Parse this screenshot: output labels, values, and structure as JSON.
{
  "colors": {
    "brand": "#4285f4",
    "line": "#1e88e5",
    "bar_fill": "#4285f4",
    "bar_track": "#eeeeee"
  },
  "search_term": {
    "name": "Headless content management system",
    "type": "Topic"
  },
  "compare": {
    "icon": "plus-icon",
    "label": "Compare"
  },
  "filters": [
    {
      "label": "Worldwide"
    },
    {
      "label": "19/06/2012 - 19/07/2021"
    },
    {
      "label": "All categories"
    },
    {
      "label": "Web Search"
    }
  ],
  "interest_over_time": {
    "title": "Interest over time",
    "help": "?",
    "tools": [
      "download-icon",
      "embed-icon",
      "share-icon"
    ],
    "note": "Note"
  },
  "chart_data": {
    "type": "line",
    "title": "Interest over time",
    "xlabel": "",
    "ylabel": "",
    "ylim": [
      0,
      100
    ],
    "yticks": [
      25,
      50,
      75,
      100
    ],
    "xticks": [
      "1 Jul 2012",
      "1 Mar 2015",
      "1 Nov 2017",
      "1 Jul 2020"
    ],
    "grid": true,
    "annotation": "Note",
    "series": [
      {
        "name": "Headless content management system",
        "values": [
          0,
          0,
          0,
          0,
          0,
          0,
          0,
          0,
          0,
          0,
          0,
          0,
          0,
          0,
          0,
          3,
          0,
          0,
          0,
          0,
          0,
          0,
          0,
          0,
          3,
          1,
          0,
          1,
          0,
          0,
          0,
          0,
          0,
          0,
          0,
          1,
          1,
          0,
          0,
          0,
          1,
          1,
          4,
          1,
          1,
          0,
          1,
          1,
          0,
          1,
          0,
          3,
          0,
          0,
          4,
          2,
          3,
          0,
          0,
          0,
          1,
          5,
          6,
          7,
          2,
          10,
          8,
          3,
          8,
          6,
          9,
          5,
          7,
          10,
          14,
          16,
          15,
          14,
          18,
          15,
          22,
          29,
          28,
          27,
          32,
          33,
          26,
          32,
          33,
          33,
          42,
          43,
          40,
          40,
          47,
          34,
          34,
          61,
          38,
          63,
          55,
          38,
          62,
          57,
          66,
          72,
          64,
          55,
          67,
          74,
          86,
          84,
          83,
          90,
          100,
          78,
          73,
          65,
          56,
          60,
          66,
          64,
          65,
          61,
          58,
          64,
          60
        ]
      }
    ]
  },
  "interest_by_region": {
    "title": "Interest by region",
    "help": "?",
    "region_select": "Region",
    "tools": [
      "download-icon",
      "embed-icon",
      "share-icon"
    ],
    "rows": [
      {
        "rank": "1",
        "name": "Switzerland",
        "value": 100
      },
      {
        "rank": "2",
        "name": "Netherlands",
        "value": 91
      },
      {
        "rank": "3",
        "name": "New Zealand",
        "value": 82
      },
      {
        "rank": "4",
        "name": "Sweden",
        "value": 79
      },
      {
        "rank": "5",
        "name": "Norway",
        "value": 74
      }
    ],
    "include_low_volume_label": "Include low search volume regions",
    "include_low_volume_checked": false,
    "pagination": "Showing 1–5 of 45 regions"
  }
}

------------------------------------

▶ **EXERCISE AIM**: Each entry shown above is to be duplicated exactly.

▶ **OUTPUT FOR THIS EXERCISE**:
Parse this screenshot: output labels, values, and structure as JSON.
{
  "colors": {
    "brand": "#4285f4",
    "line": "#1e88e5",
    "bar_fill": "#4285f4",
    "bar_track": "#eeeeee"
  },
  "search_term": {
    "name": "Headless content management system",
    "type": "Topic"
  },
  "compare": {
    "icon": "plus-icon",
    "label": "Compare"
  },
  "filters": [
    {
      "label": "Worldwide"
    },
    {
      "label": "19/06/2012 - 19/07/2021"
    },
    {
      "label": "All categories"
    },
    {
      "label": "Web Search"
    }
  ],
  "interest_over_time": {
    "title": "Interest over time",
    "help": "?",
    "tools": [
      "download-icon",
      "embed-icon",
      "share-icon"
    ],
    "note": "Note"
  },
  "chart_data": {
    "type": "line",
    "title": "Interest over time",
    "xlabel": "",
    "ylabel": "",
    "ylim": [
      0,
      100
    ],
    "yticks": [
      25,
      50,
      75,
      100
    ],
    "xticks": [
      "1 Jul 2012",
      "1 Mar 2015",
      "1 Nov 2017",
      "1 Jul 2020"
    ],
    "grid": true,
    "annotation": "Note",
    "series": [
      {
        "name": "Headless content management system",
        "values": [
          0,
          0,
          0,
          0,
          0,
          0,
          0,
          0,
          0,
          0,
          0,
          0,
          0,
          0,
          0,
          3,
          0,
          0,
          0,
          0,
          0,
          0,
          0,
          0,
          3,
          1,
          0,
          1,
          0,
          0,
          0,
          0,
          0,
          0,
          0,
          1,
          1,
          0,
          0,
          0,
          1,
          1,
          4,
          1,
          1,
          0,
          1,
          1,
          0,
          1,
          0,
          3,
          0,
          0,
          4,
          2,
          3,
          0,
          0,
          0,
          1,
          5,
          6,
          7,
          2,
          10,
          8,
          3,
          8,
          6,
          9,
          5,
          7,
          10,
          14,
          16,
          15,
          14,
          18,
          15,
          22,
          29,
          28,
          27,
          32,
          33,
          26,
          32,
          33,
          33,
          42,
          43,
          40,
          40,
          47,
          34,
          34,
          61,
          38,
          63,
          55,
          38,
          62,
          57,
          66,
          72,
          64,
          55,
          67,
          74,
          86,
          84,
          83,
          90,
          100,
          78,
          73,
          65,
          56,
          60,
          66,
          64,
          65,
          61,
          58,
          64,
          60
        ]
      }
    ]
  },
  "interest_by_region": {
    "title": "Interest by region",
    "help": "?",
    "region_select": "Region",
    "tools": [
      "download-icon",
      "embed-icon",
      "share-icon"
    ],
    "rows": [
      {
        "rank": "1",
        "name": "Switzerland",
        "value": 100
      },
      {
        "rank": "2",
        "name": "Netherlands",
        "value": 91
      },
      {
        "rank": "3",
        "name": "New Zealand",
        "value": 82
      },
      {
        "rank": "4",
        "name": "Sweden",
        "value": 79
      },
      {
        "rank": "5",
        "name": "Norway",
        "value": 74
      }
    ],
    "include_low_volume_label": "Include low search volume regions",
    "include_low_volume_checked": false,
    "pagination": "Showing 1–5 of 45 regions"
  }
}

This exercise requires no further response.